===== Input material =====

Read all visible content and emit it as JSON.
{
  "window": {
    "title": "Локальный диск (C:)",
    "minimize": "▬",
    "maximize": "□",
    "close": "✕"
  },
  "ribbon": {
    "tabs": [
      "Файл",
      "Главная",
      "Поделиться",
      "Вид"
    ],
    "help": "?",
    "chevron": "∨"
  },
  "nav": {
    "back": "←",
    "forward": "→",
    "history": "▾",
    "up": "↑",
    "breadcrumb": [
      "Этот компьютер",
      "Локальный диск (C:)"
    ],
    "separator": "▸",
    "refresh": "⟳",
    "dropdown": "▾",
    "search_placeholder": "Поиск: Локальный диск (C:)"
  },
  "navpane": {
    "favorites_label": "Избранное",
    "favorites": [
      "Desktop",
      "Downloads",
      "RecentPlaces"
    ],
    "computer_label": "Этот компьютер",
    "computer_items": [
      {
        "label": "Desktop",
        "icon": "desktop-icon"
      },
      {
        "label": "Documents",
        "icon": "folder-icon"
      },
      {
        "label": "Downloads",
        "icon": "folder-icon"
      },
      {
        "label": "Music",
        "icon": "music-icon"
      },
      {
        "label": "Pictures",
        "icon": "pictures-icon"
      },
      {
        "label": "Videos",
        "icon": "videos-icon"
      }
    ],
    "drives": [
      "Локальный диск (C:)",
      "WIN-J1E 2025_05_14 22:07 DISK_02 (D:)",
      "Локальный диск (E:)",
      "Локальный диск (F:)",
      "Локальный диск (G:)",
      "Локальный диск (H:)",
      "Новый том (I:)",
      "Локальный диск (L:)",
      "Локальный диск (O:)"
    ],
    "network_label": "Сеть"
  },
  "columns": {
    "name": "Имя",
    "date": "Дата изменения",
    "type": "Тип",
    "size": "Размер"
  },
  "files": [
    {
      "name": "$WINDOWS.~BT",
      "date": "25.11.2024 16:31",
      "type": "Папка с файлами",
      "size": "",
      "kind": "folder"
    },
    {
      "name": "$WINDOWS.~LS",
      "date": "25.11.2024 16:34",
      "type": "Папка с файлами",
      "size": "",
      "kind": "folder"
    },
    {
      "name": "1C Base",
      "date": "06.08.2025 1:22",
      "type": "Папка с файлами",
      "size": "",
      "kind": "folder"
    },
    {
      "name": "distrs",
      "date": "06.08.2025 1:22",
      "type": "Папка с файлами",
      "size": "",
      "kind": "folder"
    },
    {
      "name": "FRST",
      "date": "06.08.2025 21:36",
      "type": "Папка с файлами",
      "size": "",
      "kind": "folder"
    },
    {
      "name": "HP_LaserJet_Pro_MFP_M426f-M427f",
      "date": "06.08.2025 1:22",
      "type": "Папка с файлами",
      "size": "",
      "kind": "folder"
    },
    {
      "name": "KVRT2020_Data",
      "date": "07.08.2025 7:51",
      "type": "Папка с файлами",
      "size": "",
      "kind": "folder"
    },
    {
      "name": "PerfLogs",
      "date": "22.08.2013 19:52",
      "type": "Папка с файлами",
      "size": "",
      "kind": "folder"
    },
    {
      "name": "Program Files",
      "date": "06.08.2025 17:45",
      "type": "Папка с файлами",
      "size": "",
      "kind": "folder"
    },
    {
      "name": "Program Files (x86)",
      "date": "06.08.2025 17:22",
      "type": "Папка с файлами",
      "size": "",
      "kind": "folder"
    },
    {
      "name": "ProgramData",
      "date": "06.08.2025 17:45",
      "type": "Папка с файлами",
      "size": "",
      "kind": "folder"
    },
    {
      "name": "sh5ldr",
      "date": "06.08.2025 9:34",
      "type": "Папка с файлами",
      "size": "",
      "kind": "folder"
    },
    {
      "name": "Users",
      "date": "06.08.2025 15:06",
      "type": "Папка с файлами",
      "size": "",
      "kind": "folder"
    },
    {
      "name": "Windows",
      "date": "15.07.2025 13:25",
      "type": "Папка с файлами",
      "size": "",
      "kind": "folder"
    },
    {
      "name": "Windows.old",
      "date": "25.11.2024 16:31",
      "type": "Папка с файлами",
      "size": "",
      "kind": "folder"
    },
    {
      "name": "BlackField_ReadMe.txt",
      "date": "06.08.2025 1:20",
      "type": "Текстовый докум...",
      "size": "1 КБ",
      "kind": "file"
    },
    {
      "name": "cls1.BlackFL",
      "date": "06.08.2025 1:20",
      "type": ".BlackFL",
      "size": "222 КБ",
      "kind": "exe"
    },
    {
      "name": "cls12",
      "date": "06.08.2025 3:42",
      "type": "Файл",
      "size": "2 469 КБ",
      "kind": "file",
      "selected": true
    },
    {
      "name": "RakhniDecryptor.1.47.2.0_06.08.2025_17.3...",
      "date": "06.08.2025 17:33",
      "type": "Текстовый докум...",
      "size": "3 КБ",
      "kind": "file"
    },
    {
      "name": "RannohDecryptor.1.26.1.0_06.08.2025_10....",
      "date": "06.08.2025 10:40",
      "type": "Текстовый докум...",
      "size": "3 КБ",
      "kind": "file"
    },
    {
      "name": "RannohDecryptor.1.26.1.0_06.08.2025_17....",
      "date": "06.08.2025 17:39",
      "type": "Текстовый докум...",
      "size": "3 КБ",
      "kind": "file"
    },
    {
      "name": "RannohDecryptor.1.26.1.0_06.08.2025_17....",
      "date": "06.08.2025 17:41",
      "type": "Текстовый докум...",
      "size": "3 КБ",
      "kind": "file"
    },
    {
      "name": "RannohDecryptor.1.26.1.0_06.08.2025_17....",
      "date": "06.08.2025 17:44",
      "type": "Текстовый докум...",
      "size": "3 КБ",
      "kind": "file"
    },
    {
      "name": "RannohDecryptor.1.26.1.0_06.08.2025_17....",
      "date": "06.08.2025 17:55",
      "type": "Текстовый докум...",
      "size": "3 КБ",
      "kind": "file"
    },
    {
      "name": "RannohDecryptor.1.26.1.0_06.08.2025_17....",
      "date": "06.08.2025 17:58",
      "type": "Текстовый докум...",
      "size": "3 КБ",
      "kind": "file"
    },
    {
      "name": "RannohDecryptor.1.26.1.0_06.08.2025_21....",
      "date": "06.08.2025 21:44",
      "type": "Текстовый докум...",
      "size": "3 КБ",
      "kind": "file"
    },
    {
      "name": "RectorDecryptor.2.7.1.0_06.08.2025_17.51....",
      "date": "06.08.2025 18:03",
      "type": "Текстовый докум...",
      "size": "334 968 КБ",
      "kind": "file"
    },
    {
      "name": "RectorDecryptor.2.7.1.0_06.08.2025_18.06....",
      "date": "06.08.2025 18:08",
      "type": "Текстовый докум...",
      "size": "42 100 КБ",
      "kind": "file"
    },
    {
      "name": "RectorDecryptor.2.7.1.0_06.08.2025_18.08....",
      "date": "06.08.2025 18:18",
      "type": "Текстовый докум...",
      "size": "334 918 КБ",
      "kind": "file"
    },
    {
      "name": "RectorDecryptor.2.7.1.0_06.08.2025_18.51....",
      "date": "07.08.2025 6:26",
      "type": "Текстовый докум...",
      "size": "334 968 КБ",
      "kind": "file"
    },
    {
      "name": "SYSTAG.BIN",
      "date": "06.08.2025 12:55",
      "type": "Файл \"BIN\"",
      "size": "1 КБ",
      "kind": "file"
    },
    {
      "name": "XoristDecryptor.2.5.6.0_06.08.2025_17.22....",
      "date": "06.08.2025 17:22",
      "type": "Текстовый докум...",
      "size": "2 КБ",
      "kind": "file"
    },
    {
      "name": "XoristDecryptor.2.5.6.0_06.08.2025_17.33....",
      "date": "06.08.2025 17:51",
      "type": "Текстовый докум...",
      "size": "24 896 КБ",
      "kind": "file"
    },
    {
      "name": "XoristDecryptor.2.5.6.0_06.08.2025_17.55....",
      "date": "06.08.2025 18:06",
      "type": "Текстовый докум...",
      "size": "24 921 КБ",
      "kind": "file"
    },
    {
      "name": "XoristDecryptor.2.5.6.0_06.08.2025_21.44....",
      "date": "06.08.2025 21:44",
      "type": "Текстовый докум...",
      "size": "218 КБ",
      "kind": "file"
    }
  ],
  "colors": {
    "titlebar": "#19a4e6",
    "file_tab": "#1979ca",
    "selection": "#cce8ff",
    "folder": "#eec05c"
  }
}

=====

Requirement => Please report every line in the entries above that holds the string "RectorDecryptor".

Solved problem =>
      "name": "RectorDecryptor.2.7.1.0_06.08.2025_17.51....",
      "name": "RectorDecryptor.2.7.1.0_06.08.2025_18.06....",
      "name": "RectorDecryptor.2.7.1.0_06.08.2025_18.08....",
      "name": "RectorDecryptor.2.7.1.0_06.08.2025_18.51....",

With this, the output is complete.